  • Location: Newton.Ia

Posted October 29, 2013 - 10:19 AM

Have to agree with Boyscout on replacing all brake lines!! Had some problems with my Buick Rendevous, so borrowed my dad's nice 97 Le Sabre a few weeks ago to go get parts. Would'nt you know I blew a brake line on his car while leaving the parts store??

At the time he had his 96 Chevy pickup down working on the brakes.

I'm beginnig to think every 10 yr old or older car need the brake lines checked and replaced!!

Especially if you live where salt is used to clear ice!!


Edited by JD DANNELS, October 29, 2013 - 10:20 AM.


#12 TAHOE OFFLINE  

TAHOE
  • Senior Member
  • -GTt Supporter-
  • Contributor
  • Member No: 24522
  • 6,503 Thanks
  • 4,955 posts
  • Location: "Hamiltucky" Ohio

Posted October 29, 2013 - 12:37 PM

I have my dad's 93 I have to replace a brake line on, already did the rearend section yrs ago. Sad part is, I replaced this same one a few years ago, rotted in the same place as last time, right were it bends down on top of the frame comine from Master cyl.



#13 farmerall OFFLINE  

farmerall
  • Senior Member
  • Contributor
  • Member No: 8266
  • 2,157 Thanks
  • 1,448 posts
  • Location: McDonald Pa

Posted January 25, 2014 - 09:27 PM
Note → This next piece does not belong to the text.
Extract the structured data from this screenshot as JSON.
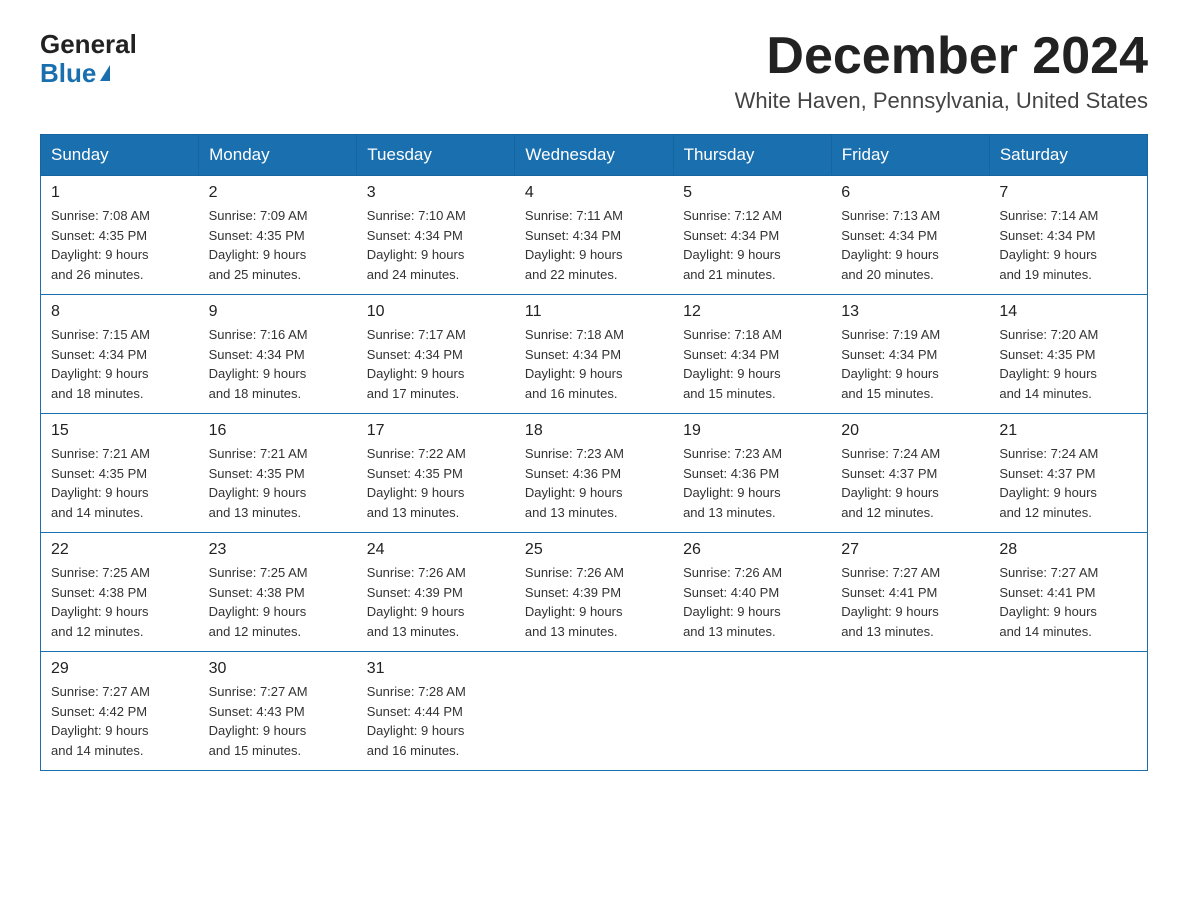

Just a quick update.

 

With school and the cold weather I haven't had much time to work on the truck and when I had the time it freezing cold outside. Crawling around on a cold and wet gravel driveway isn't may idea of fun lol. While I was home for Christmas I drove the truck around my yard a few times and noticed the temperature gauge wasn't working. Then when I would shut the key off the gauge would show the engine temp. My guess is that I have a bad connection somewhere. This truck has enough electrical problems as it is so I have decided to not even bother trying to sort out the temp gauge issue. Instead I bought a triple gauge set today and will just wire it so I can have a working temp gauge and I will also plumb in the oil pressure gauge too. I don't think I'll use the volt gauge though since the one in the dash still works and that's more complicated wiring to get it to work.

Attached Thumbnails

  • gauges.jpg

  • boyscout862 said thank you

#14 jabelman OFFLINE  

jabelman
  • Senior Member
  • Member No: 38843
  • 1,472 Thanks
  • 1,134 posts
  • Location: nj

Posted January 26, 2014 - 09:10 AM

As per the brake lines. I had new ones put on my 02 ranger last year almost every bend was rotted. The shop used some copper alloy line which will probably outlast the truck. He told me he is seeing vehicles coming in 3 or 4 years old with rust issues. Out here they spray roads before it snows and they like there road salt. So i make it a point now to really wash the undersides as much as i can
  • farmerall and boyscout862 have said thanks

#15 toomanytoys84 ONLINE  

toomanytoys84

    Aaron

  • Senior Member
  • Member No: 45129
  • 8,243 Thanks
  • 5,082 posts
  • Location: Ohio

Posted January 26, 2014 - 01:44 PM

My buddy has a small repair shop gas station. He said he can retire from GM products brake lines. He always has an older truck in there doing brakes.

He replaces them with some kind of alloy line. Said they will last forever.

Edited by toomanytoys84, January 26, 2014 - 01:45 PM.

  • Alc and farmerall have said thanks




Top